Julia Hartley, president and coach of Charlottetown Junior Roller Derby, says the organization saw a need in the community for the project, and that this funding helped youth overcome barriers to accessing sports like roller derby.

Learn to skate participants

Many people in the PEI town faced barriers to participation due to the cost and transportation arrangements, Hartley says. The Building Inclusion: A Learn to Roller Skate Initiative reduced those barriers through access to loaner equipment, free programming, volunteer carpooling, and other travel supports.

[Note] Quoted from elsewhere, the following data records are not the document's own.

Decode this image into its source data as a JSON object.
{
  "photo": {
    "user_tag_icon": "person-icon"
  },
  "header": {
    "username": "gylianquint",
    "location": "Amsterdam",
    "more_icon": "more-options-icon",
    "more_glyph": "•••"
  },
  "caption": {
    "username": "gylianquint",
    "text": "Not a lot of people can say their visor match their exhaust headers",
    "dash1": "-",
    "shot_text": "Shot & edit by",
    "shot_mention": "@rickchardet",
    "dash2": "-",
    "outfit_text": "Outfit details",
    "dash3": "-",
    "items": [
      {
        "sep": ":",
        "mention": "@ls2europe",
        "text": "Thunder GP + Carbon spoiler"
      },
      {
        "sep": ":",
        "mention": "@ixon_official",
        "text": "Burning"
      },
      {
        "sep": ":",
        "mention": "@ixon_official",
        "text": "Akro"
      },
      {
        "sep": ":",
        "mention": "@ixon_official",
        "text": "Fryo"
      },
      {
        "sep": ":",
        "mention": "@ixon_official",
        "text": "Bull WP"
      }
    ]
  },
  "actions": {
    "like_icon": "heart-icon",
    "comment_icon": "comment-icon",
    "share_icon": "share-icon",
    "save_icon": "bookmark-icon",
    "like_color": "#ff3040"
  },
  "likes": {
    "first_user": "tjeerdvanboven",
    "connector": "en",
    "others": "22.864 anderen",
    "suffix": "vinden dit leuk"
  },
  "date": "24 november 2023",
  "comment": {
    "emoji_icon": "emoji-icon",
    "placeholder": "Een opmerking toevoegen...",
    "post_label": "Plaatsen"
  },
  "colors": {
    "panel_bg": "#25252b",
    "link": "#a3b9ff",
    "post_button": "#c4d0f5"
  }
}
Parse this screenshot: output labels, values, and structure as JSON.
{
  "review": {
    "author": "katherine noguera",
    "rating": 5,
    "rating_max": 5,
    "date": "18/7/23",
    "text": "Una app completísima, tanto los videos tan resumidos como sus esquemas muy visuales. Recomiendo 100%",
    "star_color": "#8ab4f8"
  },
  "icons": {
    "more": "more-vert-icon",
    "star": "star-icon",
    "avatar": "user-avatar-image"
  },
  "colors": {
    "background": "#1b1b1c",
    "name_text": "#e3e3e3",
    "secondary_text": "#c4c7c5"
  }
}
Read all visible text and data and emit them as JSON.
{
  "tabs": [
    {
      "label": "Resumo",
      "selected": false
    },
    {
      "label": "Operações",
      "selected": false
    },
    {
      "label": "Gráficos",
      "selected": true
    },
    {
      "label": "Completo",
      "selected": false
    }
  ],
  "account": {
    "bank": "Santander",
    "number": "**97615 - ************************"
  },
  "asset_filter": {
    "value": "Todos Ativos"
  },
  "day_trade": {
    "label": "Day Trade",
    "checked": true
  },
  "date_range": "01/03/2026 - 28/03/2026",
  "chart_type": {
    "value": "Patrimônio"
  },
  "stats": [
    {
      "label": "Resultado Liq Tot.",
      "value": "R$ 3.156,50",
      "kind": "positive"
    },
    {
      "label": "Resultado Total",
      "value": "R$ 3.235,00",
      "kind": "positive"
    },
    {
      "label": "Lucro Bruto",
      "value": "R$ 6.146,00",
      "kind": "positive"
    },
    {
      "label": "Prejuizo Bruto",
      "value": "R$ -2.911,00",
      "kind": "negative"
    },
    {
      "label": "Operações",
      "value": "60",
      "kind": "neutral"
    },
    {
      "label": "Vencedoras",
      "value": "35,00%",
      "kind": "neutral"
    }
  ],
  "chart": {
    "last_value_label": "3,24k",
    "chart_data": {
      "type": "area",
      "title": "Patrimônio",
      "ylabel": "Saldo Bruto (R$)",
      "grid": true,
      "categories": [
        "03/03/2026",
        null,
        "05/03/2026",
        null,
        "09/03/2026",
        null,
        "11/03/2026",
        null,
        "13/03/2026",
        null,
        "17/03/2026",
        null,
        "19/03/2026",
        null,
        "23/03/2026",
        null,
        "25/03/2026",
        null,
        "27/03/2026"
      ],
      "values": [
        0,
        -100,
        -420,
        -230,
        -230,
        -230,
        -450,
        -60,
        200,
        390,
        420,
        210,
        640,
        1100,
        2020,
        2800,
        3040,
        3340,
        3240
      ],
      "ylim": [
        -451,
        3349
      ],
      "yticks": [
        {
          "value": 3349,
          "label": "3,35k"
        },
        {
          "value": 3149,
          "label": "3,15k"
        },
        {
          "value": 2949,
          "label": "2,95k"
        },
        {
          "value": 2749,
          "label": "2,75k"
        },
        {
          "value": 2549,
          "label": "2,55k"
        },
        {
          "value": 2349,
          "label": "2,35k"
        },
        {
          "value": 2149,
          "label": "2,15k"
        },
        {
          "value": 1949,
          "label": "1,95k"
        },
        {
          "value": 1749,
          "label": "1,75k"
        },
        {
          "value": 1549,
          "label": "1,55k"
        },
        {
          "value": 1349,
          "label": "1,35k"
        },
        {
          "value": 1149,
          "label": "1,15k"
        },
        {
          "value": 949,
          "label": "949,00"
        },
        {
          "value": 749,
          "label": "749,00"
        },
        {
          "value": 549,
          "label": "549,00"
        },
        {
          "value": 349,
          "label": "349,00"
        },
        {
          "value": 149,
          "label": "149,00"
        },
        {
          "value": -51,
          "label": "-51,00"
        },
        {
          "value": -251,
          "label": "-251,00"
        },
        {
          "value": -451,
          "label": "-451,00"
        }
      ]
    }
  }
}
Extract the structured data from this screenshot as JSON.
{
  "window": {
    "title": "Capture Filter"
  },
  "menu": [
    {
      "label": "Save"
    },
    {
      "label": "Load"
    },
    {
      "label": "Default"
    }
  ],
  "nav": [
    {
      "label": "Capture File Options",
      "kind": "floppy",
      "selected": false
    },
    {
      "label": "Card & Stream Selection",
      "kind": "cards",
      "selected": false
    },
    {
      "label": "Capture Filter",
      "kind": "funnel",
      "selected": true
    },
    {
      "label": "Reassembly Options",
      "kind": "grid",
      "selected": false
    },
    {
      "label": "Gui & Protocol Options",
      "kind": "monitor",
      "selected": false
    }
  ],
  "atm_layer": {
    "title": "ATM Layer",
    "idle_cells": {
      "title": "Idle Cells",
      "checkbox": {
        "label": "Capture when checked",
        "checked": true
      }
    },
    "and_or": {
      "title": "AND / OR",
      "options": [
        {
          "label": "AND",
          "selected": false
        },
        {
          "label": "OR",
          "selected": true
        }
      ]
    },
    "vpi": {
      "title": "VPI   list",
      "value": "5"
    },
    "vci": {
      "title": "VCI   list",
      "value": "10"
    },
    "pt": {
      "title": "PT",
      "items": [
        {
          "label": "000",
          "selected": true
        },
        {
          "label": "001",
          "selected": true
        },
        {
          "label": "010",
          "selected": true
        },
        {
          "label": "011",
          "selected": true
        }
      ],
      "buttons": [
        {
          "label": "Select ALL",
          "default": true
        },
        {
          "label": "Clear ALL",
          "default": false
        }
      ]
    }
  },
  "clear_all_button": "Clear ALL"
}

“A good setup cost for roller derby or skating equipment can cost as much as $300,” Hartley explains, adding that the program’s volunteer carpooling and other travel supports helped participants overcome barriers to transportation.  “There was one participant who lives 50 km away from Charlottetown, and we found a way to include them.”

Hartley adds that the 12-week program engaged female and gender diverse youth aged 11 to 17 – many of whom are 2SLGBTQQIA+ and can benefit from sports in a safe and friendly environment.

“In society, there’s two genders – you’re either on the girls team, or the boys team. But our program was different, and celebrated gender diversity. It also allowed participants to engage with other youth, and build their self-confidence,” she says. “This program has helped them overcome challenges, like learning to skate. This teaches them that they can overcome other challenges in their life. Many of our participants were very timid on their first night, and eight weeks later, they’re getting their skates on and just ripping around and trying new things. It’s been really great to see that progression.”

Hartley adds that the program’s participants also developed a passion for sports and recreation throughout the program.

“It’s all about building a lifelong love of recreation, by developing skills and confidence to enjoy sports and physical activity throughout life,” she says.

Hartley says she is “doubtful” the program would have run without funding – especially since the organization has faced financial challenges post-pandemic.

“If we had been able to run it, we wouldn’t have had nearly the number of participants which really contributed to its success,” she says, adding the project attracted 12 participants. “The more people you have, the better it is.”